• What you need to do: Output an exact reproduction of the data.

• Given entries:
-- Opening Marker --

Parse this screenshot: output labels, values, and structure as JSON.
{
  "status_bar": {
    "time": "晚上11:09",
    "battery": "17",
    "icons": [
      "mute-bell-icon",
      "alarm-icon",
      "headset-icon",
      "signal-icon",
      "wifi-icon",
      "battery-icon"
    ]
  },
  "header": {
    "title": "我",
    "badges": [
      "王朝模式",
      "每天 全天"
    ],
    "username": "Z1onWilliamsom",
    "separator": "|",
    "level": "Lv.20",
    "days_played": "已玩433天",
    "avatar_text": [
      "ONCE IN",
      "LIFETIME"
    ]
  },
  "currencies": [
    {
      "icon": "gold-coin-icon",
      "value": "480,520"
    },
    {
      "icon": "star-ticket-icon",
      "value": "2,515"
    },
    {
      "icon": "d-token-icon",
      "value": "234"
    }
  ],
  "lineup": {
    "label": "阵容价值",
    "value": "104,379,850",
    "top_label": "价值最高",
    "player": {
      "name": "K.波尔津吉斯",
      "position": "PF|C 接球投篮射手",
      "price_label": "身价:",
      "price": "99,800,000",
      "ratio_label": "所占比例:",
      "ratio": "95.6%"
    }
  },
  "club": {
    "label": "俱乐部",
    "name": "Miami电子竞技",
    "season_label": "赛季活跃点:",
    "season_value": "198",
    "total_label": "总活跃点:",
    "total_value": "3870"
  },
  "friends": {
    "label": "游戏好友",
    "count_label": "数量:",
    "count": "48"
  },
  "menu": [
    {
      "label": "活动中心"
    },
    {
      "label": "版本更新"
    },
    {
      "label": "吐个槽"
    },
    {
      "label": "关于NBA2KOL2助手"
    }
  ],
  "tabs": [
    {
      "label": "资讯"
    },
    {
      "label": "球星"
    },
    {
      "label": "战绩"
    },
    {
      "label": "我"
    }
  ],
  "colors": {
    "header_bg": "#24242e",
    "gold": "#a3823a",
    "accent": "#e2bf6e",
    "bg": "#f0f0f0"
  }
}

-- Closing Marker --

• Solution for this problem:
Parse this screenshot: output labels, values, and structure as JSON.
{
  "status_bar": {
    "time": "晚上11:09",
    "battery": "17",
    "icons": [
      "mute-bell-icon",
      "alarm-icon",
      "headset-icon",
      "signal-icon",
      "wifi-icon",
      "battery-icon"
    ]
  },
  "header": {
    "title": "我",
    "badges": [
      "王朝模式",
      "每天 全天"
    ],
    "username": "Z1onWilliamsom",
    "separator": "|",
    "level": "Lv.20",
    "days_played": "已玩433天",
    "avatar_text": [
      "ONCE IN",
      "LIFETIME"
    ]
  },
  "currencies": [
    {
      "icon": "gold-coin-icon",
      "value": "480,520"
    },
    {
      "icon": "star-ticket-icon",
      "value": "2,515"
    },
    {
      "icon": "d-token-icon",
      "value": "234"
    }
  ],
  "lineup": {
    "label": "阵容价值",
    "value": "104,379,850",
    "top_label": "价值最高",
    "player": {
      "name": "K.波尔津吉斯",
      "position": "PF|C 接球投篮射手",
      "price_label": "身价:",
      "price": "99,800,000",
      "ratio_label": "所占比例:",
      "ratio": "95.6%"
    }
  },
  "club": {
    "label": "俱乐部",
    "name": "Miami电子竞技",
    "season_label": "赛季活跃点:",
    "season_value": "198",
    "total_label": "总活跃点:",
    "total_value": "3870"
  },
  "friends": {
    "label": "游戏好友",
    "count_label": "数量:",
    "count": "48"
  },
  "menu": [
    {
      "label": "活动中心"
    },
    {
      "label": "版本更新"
    },
    {
      "label": "吐个槽"
    },
    {
      "label": "关于NBA2KOL2助手"
    }
  ],
  "tabs": [
    {
      "label": "资讯"
    },
    {
      "label": "球星"
    },
    {
      "label": "战绩"
    },
    {
      "label": "我"
    }
  ],
  "colors": {
    "header_bg": "#24242e",
    "gold": "#a3823a",
    "accent": "#e2bf6e",
    "bg": "#f0f0f0"
  }
}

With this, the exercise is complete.